To fully grasp why password cracking is a popular first step in gaining access, let’s first look at the function of a password. A password is designed to be something an individual can remember easily but at the same time not something that can be easily guessed or broken. This is where the problem lies: Human beings tend to choose passwords that are
easy to remember, which can make them easy to guess. Although choosing passwords that are easier to remember is not a bad thing, it can be a liability if individuals choose passwords that are too simple to guess.
Here are some examples of passwords that lend themselves to cracking:
- Passwords that use only numbers
- Passwords that use only letters
- Passwords that are all upper- or lowercase
- Passwords that use proper names
- Passwords that use dictionary words
- Short passwords (fewer than eight characters)

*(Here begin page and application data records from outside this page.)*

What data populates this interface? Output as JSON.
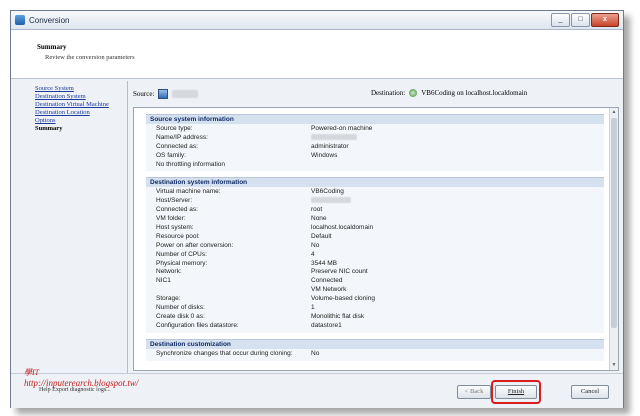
{
  "window": {
    "title": "Conversion",
    "controls": [
      "_",
      "□",
      "x"
    ]
  },
  "header": {
    "title": "Summary",
    "subtitle": "Review the conversion parameters"
  },
  "nav": {
    "items": [
      {
        "label": "Source System",
        "current": false
      },
      {
        "label": "Destination System",
        "current": false
      },
      {
        "label": "Destination Virtual Machine",
        "current": false
      },
      {
        "label": "Destination Location",
        "current": false
      },
      {
        "label": "Options",
        "current": false
      },
      {
        "label": "Summary",
        "current": true
      }
    ]
  },
  "source_bar": {
    "label": "Source:"
  },
  "destination_bar": {
    "label": "Destination:",
    "value": "VB6Coding on localhost.localdomain"
  },
  "sections": [
    {
      "title": "Source system information",
      "rows": [
        {
          "key": "Source type:",
          "value": "Powered-on machine"
        },
        {
          "key": "Name/IP address:",
          "value": ""
        },
        {
          "key": "Connected as:",
          "value": "administrator"
        },
        {
          "key": "OS family:",
          "value": "Windows"
        },
        {
          "key": "No throttling information",
          "value": ""
        }
      ]
    },
    {
      "title": "Destination system information",
      "rows": [
        {
          "key": "Virtual machine name:",
          "value": "VB6Coding"
        },
        {
          "key": "Host/Server:",
          "value": ""
        },
        {
          "key": "Connected as:",
          "value": "root"
        },
        {
          "key": "VM folder:",
          "value": "None"
        },
        {
          "key": "Host system:",
          "value": "localhost.localdomain"
        },
        {
          "key": "Resource pool:",
          "value": "Default"
        },
        {
          "key": "Power on after conversion:",
          "value": "No"
        },
        {
          "key": "Number of CPUs:",
          "value": "4"
        },
        {
          "key": "Physical memory:",
          "value": "3544 MB"
        },
        {
          "key": "Network:",
          "value": "Preserve NIC count"
        },
        {
          "key": "NIC1",
          "value": "Connected"
        },
        {
          "key": "",
          "value": "VM Network"
        },
        {
          "key": "Storage:",
          "value": "Volume-based cloning"
        },
        {
          "key": "Number of disks:",
          "value": "1"
        },
        {
          "key": "Create disk 0 as:",
          "value": "Monolithic flat disk"
        },
        {
          "key": "Configuration files datastore:",
          "value": "datastore1"
        }
      ]
    },
    {
      "title": "Destination customization",
      "rows": [
        {
          "key": "Synchronize changes that occur during cloning:",
          "value": "No"
        }
      ]
    }
  ],
  "footer": {
    "help_link": "Help  Export diagnostic logs...",
    "back_label": "< Back",
    "finish_label": "Finish",
    "cancel_label": "Cancel"
  },
  "watermark": {
    "line1": "學IT",
    "line2": "http://inputerearch.blogspot.tw/"
  },
  "colors": {
    "highlight_ring": "#d81e1e",
    "section_header_bg": "#d6e1ef",
    "link": "#1a3a9c"
  }
}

Dictionary Attacks An attack of this type takes the form of a password-cracking application that has a dictionary file loaded into it. The dictionary file is a text file that contains a list of known words up to and including the entire dictionary. The application uses this list to test different words in an attempt to recover the password. Systems that use passphrases typically are not vulnerable to this type of attack.
Brute-Force Attacks In this type of attack, every possible combination of characters is attempted until the correct one is uncovered. According to RSA Labs, “Exhaustive keysearch, or brute-force search, is the basic technique for trying every possible key in turn until the correct key is identified.”

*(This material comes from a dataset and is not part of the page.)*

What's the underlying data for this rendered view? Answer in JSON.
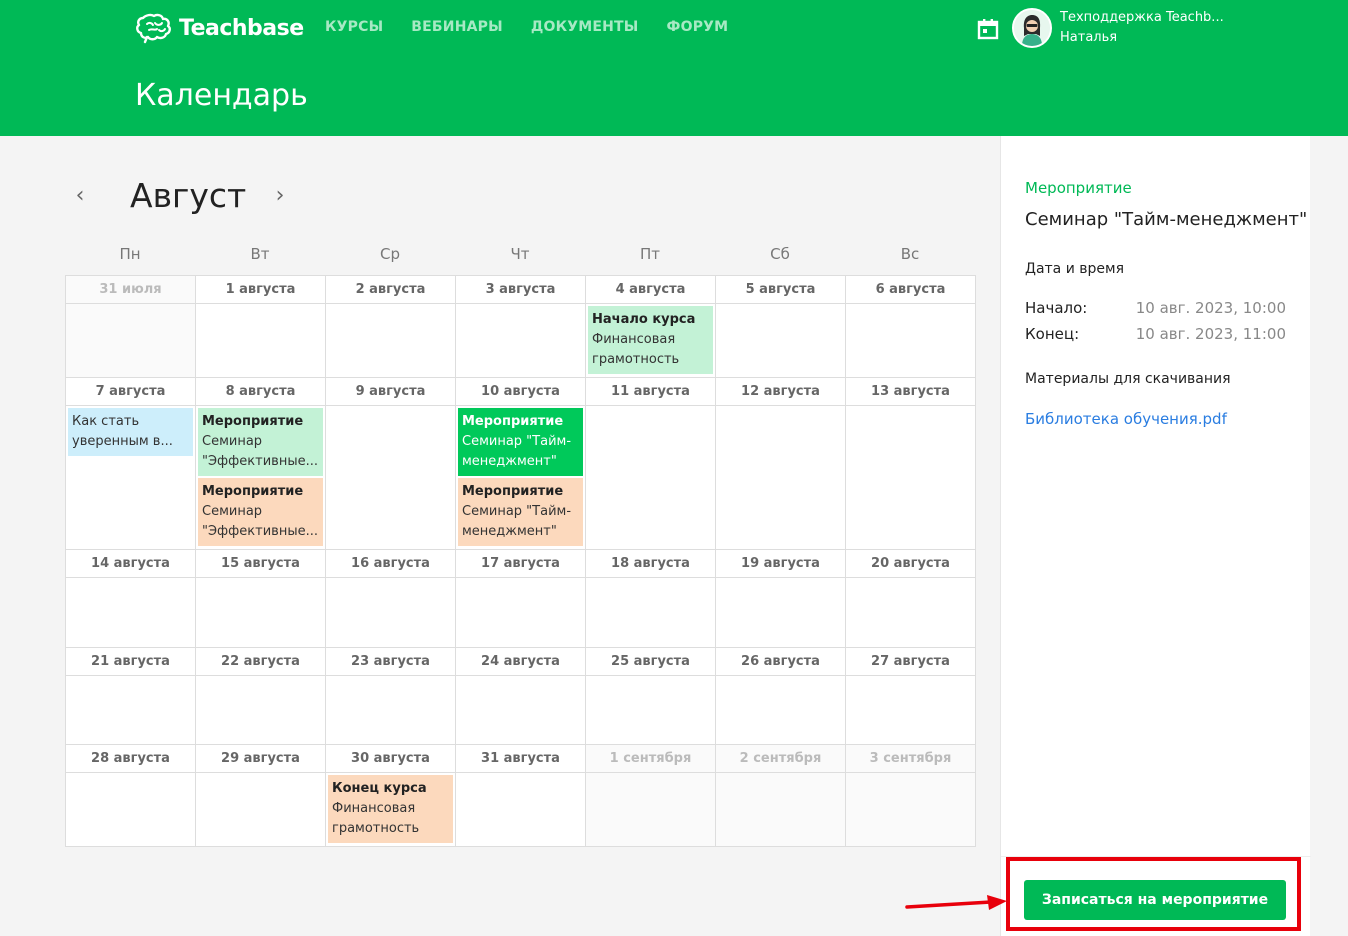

Hybrid Attack This form of password attack builds on the dictionary attack but with additional steps as part of the process. In most cases, this means passwords that are tried during a dictionary attack are modified with the addition and substitution of special characters and numbers, such as [email protected] instead of Password.
Passive Online Attacks Attacks in this category are carried out simply by sitting backand listening—in this case, via technology, in the form of sniffing tools such as Wireshark, man-in-the-middle attacks, or replay attacks.
Active Online Attacks The attacks in this category are more aggressive than passive attacks because the process requires deeper engagement with the targets. Attackers using this approach are targeting a victim with the intention of breaking a password. In cases of weak or poor passwords, active attacks are very effective. Forms of this attack include password guessing, Trojan/spyware/key loggers, hash injection, and phishing.
Offline Attacks This type of attack is designed to prey on the weaknesses not of passwords but of the way they are stored. Because passwords must be stored in some format, an attacker seeks to obtain them where they are stored by exploiting poor security or weaknesses inherent in a system. If these credentials happen to be stored in a plaintext or unencrypted format, the attacker will go after this file and gain the credentials. Forms of this attack include precomputed hashes, distributed network attacks, and rainbow attacks.
Passive Online Attacks Much like other cases where we examined and used passive measures, passive online attacks are used to obtain passwords without directly engaging a target. These types of attacks are effective at being stealthy because they attempt to collect passwords without revealing too much about the collecting system. This type of attack relies less on the way a password is constructed and more on how it is stored and transported. Any issues with these areas may be just enough to open the door to gain these valuable credentials.
Nontechnical Attacks Also known as non-electronic attacks, these move the process offline into the real world. A characteristic of this attack is that it does not require any technical knowledge and instead relies on theft, deception, and other means. Forms of this attack include shoulder surfing, social engineering, and dumpster diving. Let’s look at each of these forms and its accompanying attacks so you can better understand them.